In conclusion, I have no conclusion, except to say that it's not immense ego and an overblown sense of self-importance that makes writers dread and avoid self-promotion. No, the avoidance is caused by precisely the shy, retiring, inhibited, introverted personality that made them gravitate toward writing in the first place.

Ironic, as a writer might say!

Sunday, February 01, 2009

Chinese dance served on a bed of religious propaganda

Years ago, Leonore and I saw a performance of very old Chinese dances and music, all done in period costumes. It was wonderful, and we've been on the lookout for anything similar. So when we saw a flyer for a performance of traditional Chinese dance by an organization called Divine Performing Arts, we were hooked in advance. The flyer did mention that the organization was connected with the Falun Gong, a.k.a Falun Dafa, movement, and that gave me pause because I don't like contributing money to religions, but I rationalized that away, and we ordered a couple of pricey tickets.

The performance was last night, January 31, at the Temple Buell Theater in Denver, which has been renovated into an excellent performing space. Our seats were good ones. The costumes were beautiful, the dances were enjoyable, the music was entrancing. But the whole purpose of the night's entertainment, it turned out, was to preach the wonders of Falun Gong and the salvation it represents for humanity. As the evening progressed, dance receded into the background and religious proselytization increasingly became the focus of the performance.

There were a few songs, lamely performed, with lyrics about the wonderfulness of Falun Gong and, in one case, the evil dangers of atheism. (All sung in Mandarin, but with the English translation projected on a screen behind the singers.) We noticed that the applause kept diminishing throughout the evening, especially after that song. In my own case, it became nonexistent.

Here are some other opinions about this traveling show. The first is from the Chinese government. It's hard to take anything from that source seriously, though, given that China is ruled by a gang of thugs whose treatment of Falun Gong members is horrifying. But here are the opinions of a couple of bloggers, one in Canada and the other in London. Their reactions were the same as ours. After the performance, we chatted with a couple who had been seated behind us. They were very upset. The husband said he hadn't spent that much money to be proselytized.
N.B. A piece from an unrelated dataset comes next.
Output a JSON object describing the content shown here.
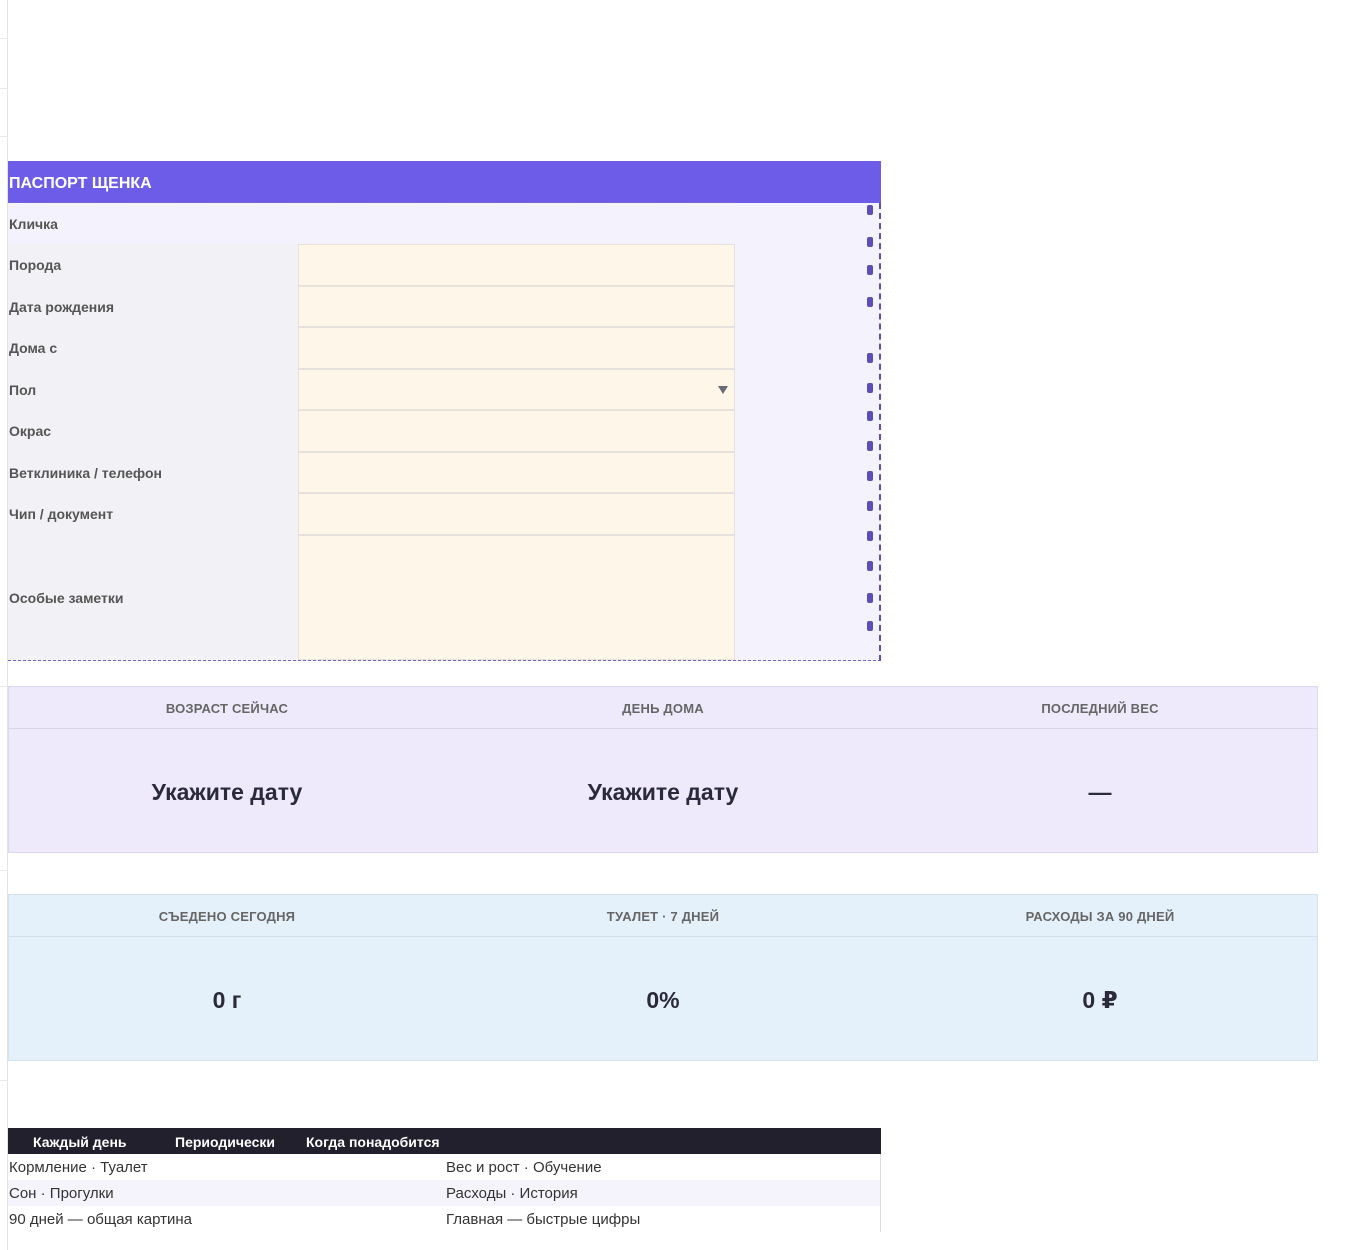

The wife, a Chinese American, seemed deeply angry and said she feared that an American audience would think that this really represented Chinese culture.

The hosts (a man and a woman who engaged in lame scripted banter) urged us a few times to tell our friends in other cities about the show. So that's what I'm doing with this post. Don't waste your money.